An overview of attractive nuisances
Homeowners in Florida are required to maintain a safe environment for guests. This means repairing or removing any safety hazards as well as foreseeing hazards. However, this duty of care sometimes extends to unlawful entrants, particularly child trespassers.
According to the concept of an attractive nuisance, there are some structures the very attractiveness of which can pose a danger to children. If this danger is not foreseen, homeowners may be liable for the trespassing child’s injuries. This applies to children below the age of six or seven because such children cannot yet be considered responsible for their actions.
Pools are perhaps the most common example of attractive nuisances, but anything that features water can be considered one. That includes fountains and wells. Homeowners are advised to install a fence around their pool. Fountains could be protected with an alarm. Toys should not be left around the pool.

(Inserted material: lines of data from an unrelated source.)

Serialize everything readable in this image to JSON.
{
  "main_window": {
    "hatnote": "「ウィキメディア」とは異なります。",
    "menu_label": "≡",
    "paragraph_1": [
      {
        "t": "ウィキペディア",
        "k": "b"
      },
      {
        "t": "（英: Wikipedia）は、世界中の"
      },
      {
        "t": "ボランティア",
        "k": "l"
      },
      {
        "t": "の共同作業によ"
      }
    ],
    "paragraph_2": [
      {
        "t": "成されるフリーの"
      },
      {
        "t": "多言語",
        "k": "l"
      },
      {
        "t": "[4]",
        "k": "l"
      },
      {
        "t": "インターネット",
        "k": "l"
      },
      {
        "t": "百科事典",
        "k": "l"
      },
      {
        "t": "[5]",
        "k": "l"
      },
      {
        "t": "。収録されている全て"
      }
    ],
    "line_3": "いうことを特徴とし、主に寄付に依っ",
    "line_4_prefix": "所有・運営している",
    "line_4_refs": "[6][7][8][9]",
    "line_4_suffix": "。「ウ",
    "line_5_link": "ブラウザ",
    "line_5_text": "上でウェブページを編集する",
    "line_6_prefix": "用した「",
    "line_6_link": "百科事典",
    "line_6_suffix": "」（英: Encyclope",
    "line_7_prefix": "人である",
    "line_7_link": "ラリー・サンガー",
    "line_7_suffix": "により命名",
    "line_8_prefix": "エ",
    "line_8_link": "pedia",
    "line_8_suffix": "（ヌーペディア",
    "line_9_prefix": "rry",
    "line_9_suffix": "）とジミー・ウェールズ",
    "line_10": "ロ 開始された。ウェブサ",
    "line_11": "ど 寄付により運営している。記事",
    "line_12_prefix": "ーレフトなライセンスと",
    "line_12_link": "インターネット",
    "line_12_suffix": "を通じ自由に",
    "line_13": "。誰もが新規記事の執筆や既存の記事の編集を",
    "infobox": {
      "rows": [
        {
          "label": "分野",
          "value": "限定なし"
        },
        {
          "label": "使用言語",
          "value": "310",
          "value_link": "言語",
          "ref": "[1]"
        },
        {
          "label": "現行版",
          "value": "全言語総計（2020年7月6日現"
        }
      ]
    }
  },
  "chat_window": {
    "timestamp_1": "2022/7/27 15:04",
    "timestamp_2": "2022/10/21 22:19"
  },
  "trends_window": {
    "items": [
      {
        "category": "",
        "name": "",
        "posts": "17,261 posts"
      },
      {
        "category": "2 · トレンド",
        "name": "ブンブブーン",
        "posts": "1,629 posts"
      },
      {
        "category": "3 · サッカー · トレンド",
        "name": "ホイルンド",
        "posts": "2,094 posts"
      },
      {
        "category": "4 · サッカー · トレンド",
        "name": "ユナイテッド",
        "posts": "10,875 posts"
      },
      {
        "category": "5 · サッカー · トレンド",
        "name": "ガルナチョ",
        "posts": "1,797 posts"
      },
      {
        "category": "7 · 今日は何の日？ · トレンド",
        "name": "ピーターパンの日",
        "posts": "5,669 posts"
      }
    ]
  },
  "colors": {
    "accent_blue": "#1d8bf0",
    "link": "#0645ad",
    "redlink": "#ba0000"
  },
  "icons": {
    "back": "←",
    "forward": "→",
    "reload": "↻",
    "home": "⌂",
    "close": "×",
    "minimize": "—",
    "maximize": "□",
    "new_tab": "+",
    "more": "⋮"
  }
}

In fact, all toys and playground equipment can be an attractive nuisance. Examples of the latter include swings, zip lines and treehouses. For safety, homeowners may consider laying down a shock-absorbing surface around swings. Treehouses should have a wooden ladder, not a rope ladder. Other attractive nuisances include construction debris, lumber, tools and old appliances. Keeping things out of sight and setting up appropriate warning signs is essential.
If a homeowner neglects this duty of care to trespassing children and indirectly causes an accident, he or she may face a premises liability claim. Parents of the injured child may want to see a lawyer to become more familiar with the concept of attractive nuisances. During a case evaluation, the lawyer may determine how strong the case is and how much the parents might be able to recover in damages. They may leave the negotiation of a settlement to their lawyer.